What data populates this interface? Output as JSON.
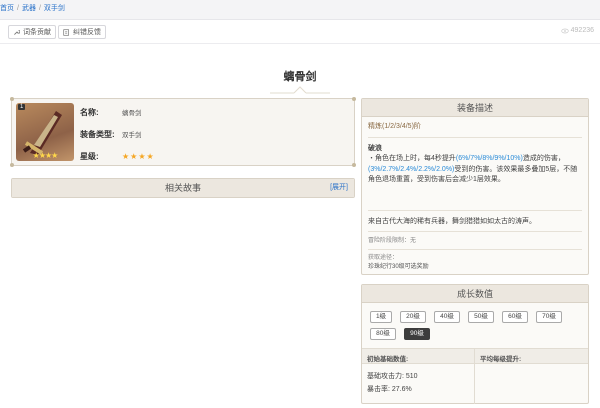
{
  "breadcrumb": {
    "home": "首页",
    "weapon": "武器",
    "current": "双手剑"
  },
  "toolbar": {
    "contribute": "词条贡献",
    "feedback": "纠错反馈",
    "views": "492236"
  },
  "page_title": "螭骨剑",
  "infobox": {
    "badge": "1",
    "name_label": "名称:",
    "name_value": "螭骨剑",
    "type_label": "装备类型:",
    "type_value": "双手剑",
    "rarity_label": "星级:",
    "rarity_stars": "★★★★",
    "card_stars": "★★★★"
  },
  "story": {
    "title": "相关故事",
    "expand": "[展开]"
  },
  "desc": {
    "title": "装备描述",
    "refine": "精炼(1/2/3/4/5)阶",
    "skill_name": "破浪",
    "text_a": "・角色在场上时，每4秒提升",
    "hl_a": "(6%/7%/8%/9%/10%)",
    "text_b": "造成的伤害，",
    "hl_b": "(3%/2.7%/2.4%/2.2%/2.0%)",
    "text_c": "受到的伤害。该效果最多叠加5层，不随角色退场重置，受到伤害后会减少1层效果。",
    "lore": "来自古代大海的稀有兵器，舞剑猎猎如如太古的涛声。",
    "limit_label": "冒险阶段限制：无",
    "source_label": "获取途径：",
    "source_value": "珍珠纪行30级可选奖励"
  },
  "growth": {
    "title": "成长数值",
    "levels": [
      "1级",
      "20级",
      "40级",
      "50级",
      "60级",
      "70级",
      "80级",
      "90级"
    ],
    "selected": "90级",
    "col_base": "初始基础数值:",
    "col_avg": "平均每级提升:",
    "atk": "基础攻击力: 510",
    "crit": "暴击率: 27.6%"
  }
}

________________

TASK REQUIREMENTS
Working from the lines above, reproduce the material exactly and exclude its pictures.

ANSWER
What data populates this interface? Output as JSON.
{
  "breadcrumb": {
    "home": "首页",
    "weapon": "武器",
    "current": "双手剑"
  },
  "toolbar": {
    "contribute": "词条贡献",
    "feedback": "纠错反馈",
    "views": "492236"
  },
  "page_title": "螭骨剑",
  "infobox": {
    "badge": "1",
    "name_label": "名称:",
    "name_value": "螭骨剑",
    "type_label": "装备类型:",
    "type_value": "双手剑",
    "rarity_label": "星级:",
    "rarity_stars": "★★★★",
    "card_stars": "★★★★"
  },
  "story": {
    "title": "相关故事",
    "expand": "[展开]"
  },
  "desc": {
    "title": "装备描述",
    "refine": "精炼(1/2/3/4/5)阶",
    "skill_name": "破浪",
    "text_a": "・角色在场上时，每4秒提升",
    "hl_a": "(6%/7%/8%/9%/10%)",
    "text_b": "造成的伤害，",
    "hl_b": "(3%/2.7%/2.4%/2.2%/2.0%)",
    "text_c": "受到的伤害。该效果最多叠加5层，不随角色退场重置，受到伤害后会减少1层效果。",
    "lore": "来自古代大海的稀有兵器，舞剑猎猎如如太古的涛声。",
    "limit_label": "冒险阶段限制：无",
    "source_label": "获取途径：",
    "source_value": "珍珠纪行30级可选奖励"
  },
  "growth": {
    "title": "成长数值",
    "levels": [
      "1级",
      "20级",
      "40级",
      "50级",
      "60级",
      "70级",
      "80级",
      "90级"
    ],
    "selected": "90级",
    "col_base": "初始基础数值:",
    "col_avg": "平均每级提升:",
    "atk": "基础攻击力: 510",
    "crit": "暴击率: 27.6%"
  }
}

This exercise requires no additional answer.